(Publisher version), 4MB

Supplementary Material (public)

BGC3045s1.zip
(Supplementary material), 5MB

Citation

Thum, T., Caldararu, S., Engel, J., Kern, M., Pallandt, M., Schnur, R., et al. (2019). A new terrestrial biosphere model with coupled carbon, nitrogen, and phosphorus cycles (QUINCY v1.0; revision 1772). Geoscientific Model Development, 12(11), 4781-4802. doi:10.5194/gmd-12-4781-2019.


Cite as: http://hdl.handle.net/21.11116/0000-0003-4B9B-B
Abstract
The dynamics of terrestrial ecosystems are shaped by the coupled cycles of carbon, nitrogen and phosphorus, and strongly depend on the availability of water and energy. These interactions shape future terrestrial biosphere responses to global change. Many process-based models of the terrestrial biosphere have been gradually extended from considering carbon-water interactions to also including nitrogen, and later, phosphorus dynamics.

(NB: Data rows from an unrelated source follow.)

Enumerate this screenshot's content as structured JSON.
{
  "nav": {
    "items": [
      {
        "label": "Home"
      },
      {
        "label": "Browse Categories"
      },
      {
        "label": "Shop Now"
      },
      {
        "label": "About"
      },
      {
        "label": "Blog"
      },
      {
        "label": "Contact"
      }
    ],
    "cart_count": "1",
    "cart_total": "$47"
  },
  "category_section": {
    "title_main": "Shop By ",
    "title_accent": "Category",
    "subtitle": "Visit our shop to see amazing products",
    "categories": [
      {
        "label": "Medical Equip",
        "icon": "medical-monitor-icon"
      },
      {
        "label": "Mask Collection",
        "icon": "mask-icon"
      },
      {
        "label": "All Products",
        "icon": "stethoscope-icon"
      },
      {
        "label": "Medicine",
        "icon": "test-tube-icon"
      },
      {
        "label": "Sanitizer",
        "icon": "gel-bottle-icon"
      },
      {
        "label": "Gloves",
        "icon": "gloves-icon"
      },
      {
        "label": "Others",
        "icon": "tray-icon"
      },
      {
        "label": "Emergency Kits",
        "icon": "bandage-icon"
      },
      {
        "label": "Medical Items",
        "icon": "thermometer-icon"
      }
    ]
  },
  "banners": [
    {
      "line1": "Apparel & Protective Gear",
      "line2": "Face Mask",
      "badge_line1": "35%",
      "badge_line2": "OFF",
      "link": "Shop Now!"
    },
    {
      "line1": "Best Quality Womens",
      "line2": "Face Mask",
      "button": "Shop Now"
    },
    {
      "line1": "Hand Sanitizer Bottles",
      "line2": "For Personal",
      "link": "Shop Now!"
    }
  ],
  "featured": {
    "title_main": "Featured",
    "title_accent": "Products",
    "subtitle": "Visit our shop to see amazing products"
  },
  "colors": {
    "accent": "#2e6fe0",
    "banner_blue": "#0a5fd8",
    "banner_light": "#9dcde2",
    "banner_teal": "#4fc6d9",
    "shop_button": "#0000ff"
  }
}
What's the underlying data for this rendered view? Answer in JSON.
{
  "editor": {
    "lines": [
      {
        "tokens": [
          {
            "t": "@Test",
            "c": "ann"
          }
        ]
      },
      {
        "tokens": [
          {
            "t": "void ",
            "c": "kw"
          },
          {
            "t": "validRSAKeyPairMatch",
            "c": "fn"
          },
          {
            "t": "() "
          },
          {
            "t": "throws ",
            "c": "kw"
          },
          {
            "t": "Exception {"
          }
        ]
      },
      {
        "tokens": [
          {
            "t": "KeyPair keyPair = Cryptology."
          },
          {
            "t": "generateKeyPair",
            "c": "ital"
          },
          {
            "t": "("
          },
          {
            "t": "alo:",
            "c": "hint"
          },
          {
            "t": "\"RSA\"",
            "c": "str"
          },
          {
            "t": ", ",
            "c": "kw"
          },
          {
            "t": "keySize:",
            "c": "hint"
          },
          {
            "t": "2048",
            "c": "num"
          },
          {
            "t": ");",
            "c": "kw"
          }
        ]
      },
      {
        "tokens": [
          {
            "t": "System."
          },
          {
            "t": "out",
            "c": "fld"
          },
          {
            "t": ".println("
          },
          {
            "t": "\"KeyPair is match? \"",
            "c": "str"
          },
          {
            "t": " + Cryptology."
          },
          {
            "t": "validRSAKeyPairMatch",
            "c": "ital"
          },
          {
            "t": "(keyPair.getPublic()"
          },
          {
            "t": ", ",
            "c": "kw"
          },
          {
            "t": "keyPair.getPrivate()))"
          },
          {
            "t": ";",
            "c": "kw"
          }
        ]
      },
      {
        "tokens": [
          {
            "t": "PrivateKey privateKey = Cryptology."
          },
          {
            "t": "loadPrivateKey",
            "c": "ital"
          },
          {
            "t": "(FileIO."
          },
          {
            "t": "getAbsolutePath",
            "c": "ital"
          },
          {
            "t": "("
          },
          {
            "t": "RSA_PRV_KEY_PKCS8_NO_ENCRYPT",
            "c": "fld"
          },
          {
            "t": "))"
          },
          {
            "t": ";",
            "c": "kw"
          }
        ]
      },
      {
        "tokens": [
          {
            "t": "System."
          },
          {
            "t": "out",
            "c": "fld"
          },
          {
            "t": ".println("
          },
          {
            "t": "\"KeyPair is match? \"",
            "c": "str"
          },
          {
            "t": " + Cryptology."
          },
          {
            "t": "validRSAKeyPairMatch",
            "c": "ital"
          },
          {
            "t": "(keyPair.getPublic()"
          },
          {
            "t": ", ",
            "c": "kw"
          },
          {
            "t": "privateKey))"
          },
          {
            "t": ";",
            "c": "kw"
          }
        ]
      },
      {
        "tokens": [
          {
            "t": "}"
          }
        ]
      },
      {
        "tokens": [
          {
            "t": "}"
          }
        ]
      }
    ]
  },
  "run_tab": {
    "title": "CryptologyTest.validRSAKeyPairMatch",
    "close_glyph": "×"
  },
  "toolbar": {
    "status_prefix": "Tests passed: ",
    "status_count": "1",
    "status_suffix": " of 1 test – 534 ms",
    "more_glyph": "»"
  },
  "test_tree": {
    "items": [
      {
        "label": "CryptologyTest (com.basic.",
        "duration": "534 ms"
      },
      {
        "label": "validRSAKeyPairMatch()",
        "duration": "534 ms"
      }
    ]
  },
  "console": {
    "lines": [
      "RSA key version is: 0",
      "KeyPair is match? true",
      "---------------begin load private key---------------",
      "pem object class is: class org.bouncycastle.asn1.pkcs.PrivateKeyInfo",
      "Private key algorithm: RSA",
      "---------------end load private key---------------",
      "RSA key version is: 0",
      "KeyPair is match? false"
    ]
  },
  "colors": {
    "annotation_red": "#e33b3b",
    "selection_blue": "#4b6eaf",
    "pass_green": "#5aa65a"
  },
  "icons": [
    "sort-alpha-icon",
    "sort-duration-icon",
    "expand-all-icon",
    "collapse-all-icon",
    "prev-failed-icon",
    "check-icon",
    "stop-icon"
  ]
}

This evolutionary model development has hindered full integration of these biogeochemical cycles and the feedbacks amongst them. Here we present a new terrestrial ecosystem model QUINCY (QUantifying Interactions between terrestrial Nutrient CYcles and the climate system), which is formulated around a consistent representation of element cycling in terrestrial ecosystems. This new model includes i) a representation of plant growth which separates source (e.g. photosynthesis) and sink (growth rate of individual tissues, constrained by nutrients, temperature, and water availability) processes; ii) the acclimation of many ecophysiological processes to meteorological conditions and/or nutrient availabilities; iii) an explicit representation of vertical soil processes to separate litter and soil organic matter dynamics; iv) a range of new diagnostics (leaf chlorophyll content; 13C, 14C, and 15N isotope tracers) to allow for a more in-depth model evaluation. We present the model structure and provide an assessment of its performance against a range of observations from global-scale ecosystem monitoring networks. We demonstrate that the framework is capable of consistently simulating ecosystem dynamics across a large gradient in climate and soil conditions, as well as across different plant functional types. To aid this understanding we provide an assessment of the model's sensitivity to its parameterisation and the associated uncertainty.